Charles Shao, Founder and Executive Chairman of Huaxia Dairy Farm Ltd
Discussant: Ateya Khorakiwala, PhD Candidate, Harvard Graduate School of Design
Chair: Tarun Khanna, Director of Harvard South Asia Institute; Jorge Paulo Lemann Professor, Harvard Business School
Charles Shao is the Founder and Executive Chairman of Huaxia Dairy Farm Ltd. Huaxia operates three dairy farms in Hebei, Beijing and Jiangsu. It is the subject of an upcoming Harvard Business School Case Study.
In this talk, Shao will be speaking about issues related to food safety in China, and the role of business and entrepreneurship in addressing safety issues. Ateya Khorakiwala, whose PhD focuses on food-supply systems in India, will compare these issues to the India context.
Cosponsored by the Fairbanks Center for Chinese Studies
Omar Ishrak, Chairman and Chief Executive Officer, Medtronic
Discussant: Conor Walsh,Assistant Professor of Mechanical and Biomedical Engineering, Harvard School of Engineering and Applied Sciences
Chair: Tarun Khanna, Director, Harvard South Asia Institute,Jorge Paulo LemannProfessor, Harvard Business School

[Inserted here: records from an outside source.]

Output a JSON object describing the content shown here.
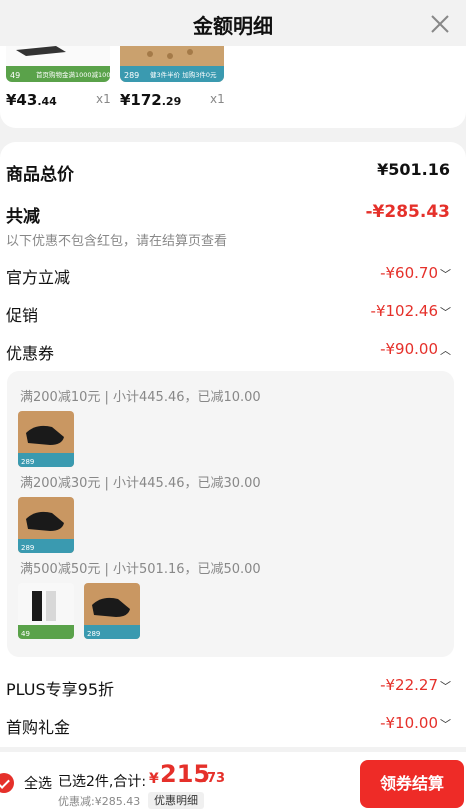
{
  "header": {
    "title": "金额明细"
  },
  "top_products": [
    {
      "banner_text": "首页购物金满1000减100",
      "badge": "49",
      "price_int": "¥43",
      "price_dec": ".44",
      "qty": "x1"
    },
    {
      "banner_text": "健3件半价 | 加购3件0元",
      "badge": "289",
      "price_int": "¥172",
      "price_dec": ".29",
      "qty": "x1"
    }
  ],
  "summary": {
    "total_label": "商品总价",
    "total_value": "¥501.16",
    "discount_label": "共减",
    "discount_value": "-¥285.43",
    "note": "以下优惠不包含红包，请在结算页查看",
    "rows": [
      {
        "label": "官方立减",
        "value": "-¥60.70",
        "chevron": "﹀"
      },
      {
        "label": "促销",
        "value": "-¥102.46",
        "chevron": "﹀"
      },
      {
        "label": "优惠券",
        "value": "-¥90.00",
        "chevron": "︿"
      }
    ],
    "coupons": [
      {
        "text": "满200减10元 | 小计445.46，已减10.00",
        "badge": "289"
      },
      {
        "text": "满200减30元 | 小计445.46，已减30.00",
        "badge": "289"
      },
      {
        "text": "满500减50元 | 小计501.16，已减50.00",
        "badges": [
          "49",
          "289"
        ]
      }
    ],
    "rows_after": [
      {
        "label": "PLUS专享95折",
        "value": "-¥22.27",
        "chevron": "﹀"
      },
      {
        "label": "首购礼金",
        "value": "-¥10.00",
        "chevron": "﹀"
      }
    ]
  },
  "bottom_bar": {
    "select_all": "全选",
    "selected_info": "已选2件,合计:",
    "currency": "¥",
    "sum_int": "215",
    "sum_dec": ".73",
    "save_info": "优惠减:¥285.43",
    "detail_tag": "优惠明细",
    "checkout_label": "领券结算"
  },
  "colors": {
    "accent": "#e5302a",
    "checkout_bg": "#ee2b27",
    "page_bg": "#f2f2f2"
  },
  "icons": {
    "close": "close-icon",
    "check": "check-circle-icon",
    "chevron_down": "chevron-down-icon",
    "chevron_up": "chevron-up-icon"
  }
}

Over the last several decades, medical technology advancements have steadily improved the standard of care for patients in many areas of the world. At the same time, a huge disparity in access to high quality, cost-effective healthcare continues to exist for billions of people. The need in South Asia is particularly acute, with access to care limited to less than 10% of an estimated population of nearly 2 billion people. Innovation must address significant barriers, including a lack of patient awareness, infrastructure and training for healthcare professionals. Medtronic has started a unique program in India using a new business model to target a specific disease, define the full care continuum and build an ecosystem approach to address populations with little to no access to care. Addressing this huge challenge – and opportunity – requires a coordinated effort across multiple stakeholders to deliver innovation to improve outcomes, expand access and increase affordability of healthcare in South Asia.
Tarun Khanna, Director of the Harvard South Asia Institute, Jorge Paulo Lemann Professor, Harvard Business School
Professor Khanna will speak about his research on emerging economies, and the ways in which entrepreneurial action can effectively tackle major socioeconomic problems in South Asia in the sectors of education, health, financial inclusion, and urbanization.
Cosponsored by BRAC University. This event is open to the public.
Maitreyi Bordia Das, Lead Social Development Specialist and Team Leader for Social Inclusion, Social Development Department, World Bank Shankar Ramaswami, SAI Postdoctoral Fellow in South Asian Studies, Harvard University
Chair: Martha Chen,Lecturer in Public Policy, Hauser Center for Nonprofit Organizations, Harvard Kennedy School
S050, CGIS South, 1730 Cambridge Street, Cambridge MA
Cosponsored with the Asia Center‘s Modern Asia Seminar Series